---- THE INPUT

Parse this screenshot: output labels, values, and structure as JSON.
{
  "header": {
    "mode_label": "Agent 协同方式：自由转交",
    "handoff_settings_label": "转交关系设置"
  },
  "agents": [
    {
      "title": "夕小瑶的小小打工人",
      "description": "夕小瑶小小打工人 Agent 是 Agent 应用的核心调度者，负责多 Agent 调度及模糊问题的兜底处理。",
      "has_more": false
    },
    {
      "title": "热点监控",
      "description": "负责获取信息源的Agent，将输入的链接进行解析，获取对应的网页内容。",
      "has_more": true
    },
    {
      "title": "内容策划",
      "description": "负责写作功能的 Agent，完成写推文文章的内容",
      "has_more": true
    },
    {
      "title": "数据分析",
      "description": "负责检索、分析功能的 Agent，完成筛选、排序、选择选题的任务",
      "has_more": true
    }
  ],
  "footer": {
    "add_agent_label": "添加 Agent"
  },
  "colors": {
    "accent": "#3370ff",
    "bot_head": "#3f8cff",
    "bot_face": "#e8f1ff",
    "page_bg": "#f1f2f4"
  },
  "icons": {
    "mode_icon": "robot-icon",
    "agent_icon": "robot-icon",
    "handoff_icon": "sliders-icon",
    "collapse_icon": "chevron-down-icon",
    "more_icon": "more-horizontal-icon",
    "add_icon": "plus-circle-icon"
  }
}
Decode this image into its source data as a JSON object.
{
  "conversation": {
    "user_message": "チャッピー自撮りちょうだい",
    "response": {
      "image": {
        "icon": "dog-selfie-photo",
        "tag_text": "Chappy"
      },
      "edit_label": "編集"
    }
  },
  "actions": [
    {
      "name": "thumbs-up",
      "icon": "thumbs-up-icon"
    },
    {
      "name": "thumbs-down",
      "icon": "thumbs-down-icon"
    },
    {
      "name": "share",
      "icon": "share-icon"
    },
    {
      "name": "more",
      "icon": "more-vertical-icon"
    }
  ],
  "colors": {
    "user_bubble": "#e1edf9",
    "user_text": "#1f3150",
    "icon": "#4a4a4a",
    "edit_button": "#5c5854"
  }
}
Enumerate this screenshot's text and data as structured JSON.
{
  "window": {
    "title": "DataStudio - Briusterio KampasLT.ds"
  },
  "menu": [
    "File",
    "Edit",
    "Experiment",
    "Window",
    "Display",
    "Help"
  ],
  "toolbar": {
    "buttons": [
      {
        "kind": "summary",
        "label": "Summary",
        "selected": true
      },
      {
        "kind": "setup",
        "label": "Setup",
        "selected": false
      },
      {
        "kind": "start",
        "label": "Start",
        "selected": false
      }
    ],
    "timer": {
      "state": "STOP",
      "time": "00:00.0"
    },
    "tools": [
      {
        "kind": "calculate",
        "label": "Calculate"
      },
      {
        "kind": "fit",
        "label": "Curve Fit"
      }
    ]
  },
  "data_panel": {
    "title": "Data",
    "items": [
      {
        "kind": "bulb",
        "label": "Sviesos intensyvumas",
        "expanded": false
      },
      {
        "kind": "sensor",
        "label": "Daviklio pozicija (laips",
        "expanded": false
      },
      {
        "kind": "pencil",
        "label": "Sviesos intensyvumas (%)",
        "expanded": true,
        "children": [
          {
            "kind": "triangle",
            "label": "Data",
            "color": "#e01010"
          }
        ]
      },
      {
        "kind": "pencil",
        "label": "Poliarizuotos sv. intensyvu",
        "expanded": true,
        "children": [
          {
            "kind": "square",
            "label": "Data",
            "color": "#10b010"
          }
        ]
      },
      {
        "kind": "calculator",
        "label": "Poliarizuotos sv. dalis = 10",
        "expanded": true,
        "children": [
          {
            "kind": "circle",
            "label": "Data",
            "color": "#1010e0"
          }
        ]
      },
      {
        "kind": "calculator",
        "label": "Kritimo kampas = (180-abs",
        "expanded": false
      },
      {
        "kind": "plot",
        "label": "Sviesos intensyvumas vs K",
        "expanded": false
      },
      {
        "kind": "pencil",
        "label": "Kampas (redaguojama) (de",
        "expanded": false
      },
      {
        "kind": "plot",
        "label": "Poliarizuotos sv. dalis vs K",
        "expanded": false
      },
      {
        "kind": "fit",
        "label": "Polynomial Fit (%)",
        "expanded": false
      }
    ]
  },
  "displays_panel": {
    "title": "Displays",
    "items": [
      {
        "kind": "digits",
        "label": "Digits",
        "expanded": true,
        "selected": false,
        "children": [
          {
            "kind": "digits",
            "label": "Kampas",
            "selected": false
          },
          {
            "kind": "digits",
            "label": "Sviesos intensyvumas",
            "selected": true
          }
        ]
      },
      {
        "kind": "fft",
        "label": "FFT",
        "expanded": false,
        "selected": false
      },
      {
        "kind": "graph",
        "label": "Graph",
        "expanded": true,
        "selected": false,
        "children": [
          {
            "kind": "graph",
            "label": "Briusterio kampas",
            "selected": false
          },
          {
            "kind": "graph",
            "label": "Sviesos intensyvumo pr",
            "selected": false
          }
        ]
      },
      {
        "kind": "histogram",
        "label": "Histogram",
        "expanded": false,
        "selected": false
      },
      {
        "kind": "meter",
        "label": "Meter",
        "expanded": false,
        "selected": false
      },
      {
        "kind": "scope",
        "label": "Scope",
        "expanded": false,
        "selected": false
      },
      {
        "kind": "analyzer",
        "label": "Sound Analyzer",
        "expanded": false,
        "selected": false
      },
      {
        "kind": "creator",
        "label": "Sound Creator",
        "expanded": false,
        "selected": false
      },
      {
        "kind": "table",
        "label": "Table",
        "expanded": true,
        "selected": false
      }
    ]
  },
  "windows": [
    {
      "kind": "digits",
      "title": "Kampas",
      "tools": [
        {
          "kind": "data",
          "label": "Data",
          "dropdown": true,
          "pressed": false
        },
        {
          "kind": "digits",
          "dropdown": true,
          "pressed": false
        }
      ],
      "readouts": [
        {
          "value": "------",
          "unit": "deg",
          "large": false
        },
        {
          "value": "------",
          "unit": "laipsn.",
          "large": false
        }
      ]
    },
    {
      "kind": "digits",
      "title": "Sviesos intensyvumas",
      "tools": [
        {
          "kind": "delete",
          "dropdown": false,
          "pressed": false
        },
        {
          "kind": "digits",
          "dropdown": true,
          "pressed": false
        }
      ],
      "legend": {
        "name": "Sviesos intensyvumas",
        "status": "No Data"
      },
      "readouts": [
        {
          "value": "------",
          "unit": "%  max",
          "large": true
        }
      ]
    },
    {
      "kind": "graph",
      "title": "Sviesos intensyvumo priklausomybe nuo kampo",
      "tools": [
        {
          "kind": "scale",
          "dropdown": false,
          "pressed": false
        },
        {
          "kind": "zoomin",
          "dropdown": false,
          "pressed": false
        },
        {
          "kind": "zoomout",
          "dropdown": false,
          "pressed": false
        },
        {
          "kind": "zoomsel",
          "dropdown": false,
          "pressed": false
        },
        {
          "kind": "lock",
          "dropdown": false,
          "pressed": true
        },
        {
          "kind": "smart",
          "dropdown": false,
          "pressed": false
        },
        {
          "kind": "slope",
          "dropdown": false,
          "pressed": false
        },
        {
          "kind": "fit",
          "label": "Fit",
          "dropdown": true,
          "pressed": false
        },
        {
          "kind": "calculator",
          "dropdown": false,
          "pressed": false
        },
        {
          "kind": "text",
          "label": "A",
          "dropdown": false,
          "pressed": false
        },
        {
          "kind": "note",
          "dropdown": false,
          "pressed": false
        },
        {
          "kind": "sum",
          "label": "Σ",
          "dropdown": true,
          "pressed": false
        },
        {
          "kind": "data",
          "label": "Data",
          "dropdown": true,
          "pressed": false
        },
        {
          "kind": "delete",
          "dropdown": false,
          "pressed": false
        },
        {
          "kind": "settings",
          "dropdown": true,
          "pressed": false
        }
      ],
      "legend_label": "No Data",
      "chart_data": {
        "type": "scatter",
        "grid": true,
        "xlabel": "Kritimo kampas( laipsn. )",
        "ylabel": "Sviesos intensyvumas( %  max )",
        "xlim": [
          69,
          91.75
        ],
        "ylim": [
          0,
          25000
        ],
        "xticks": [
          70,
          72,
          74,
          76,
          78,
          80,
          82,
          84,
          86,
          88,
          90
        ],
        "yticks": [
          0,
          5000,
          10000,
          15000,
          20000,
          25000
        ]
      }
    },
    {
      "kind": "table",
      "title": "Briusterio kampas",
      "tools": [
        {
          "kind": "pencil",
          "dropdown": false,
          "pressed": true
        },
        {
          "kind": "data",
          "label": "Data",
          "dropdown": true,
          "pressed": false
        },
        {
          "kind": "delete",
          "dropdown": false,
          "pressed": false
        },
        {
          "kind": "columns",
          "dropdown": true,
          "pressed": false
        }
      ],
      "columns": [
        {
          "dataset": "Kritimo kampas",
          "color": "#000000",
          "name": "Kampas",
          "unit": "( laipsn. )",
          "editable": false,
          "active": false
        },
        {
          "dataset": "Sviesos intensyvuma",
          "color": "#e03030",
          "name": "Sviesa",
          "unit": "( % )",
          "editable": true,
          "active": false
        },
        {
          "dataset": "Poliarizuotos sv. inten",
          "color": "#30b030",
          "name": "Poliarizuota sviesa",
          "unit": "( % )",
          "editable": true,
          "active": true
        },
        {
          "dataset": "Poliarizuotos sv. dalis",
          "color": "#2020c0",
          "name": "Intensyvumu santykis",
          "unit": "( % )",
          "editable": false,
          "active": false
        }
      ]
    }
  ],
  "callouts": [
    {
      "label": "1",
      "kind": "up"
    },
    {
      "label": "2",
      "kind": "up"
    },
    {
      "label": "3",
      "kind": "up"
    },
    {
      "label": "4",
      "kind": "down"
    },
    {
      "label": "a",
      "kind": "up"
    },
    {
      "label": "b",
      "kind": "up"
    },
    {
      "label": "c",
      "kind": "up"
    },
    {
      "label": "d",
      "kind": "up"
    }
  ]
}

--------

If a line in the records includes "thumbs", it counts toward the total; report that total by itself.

4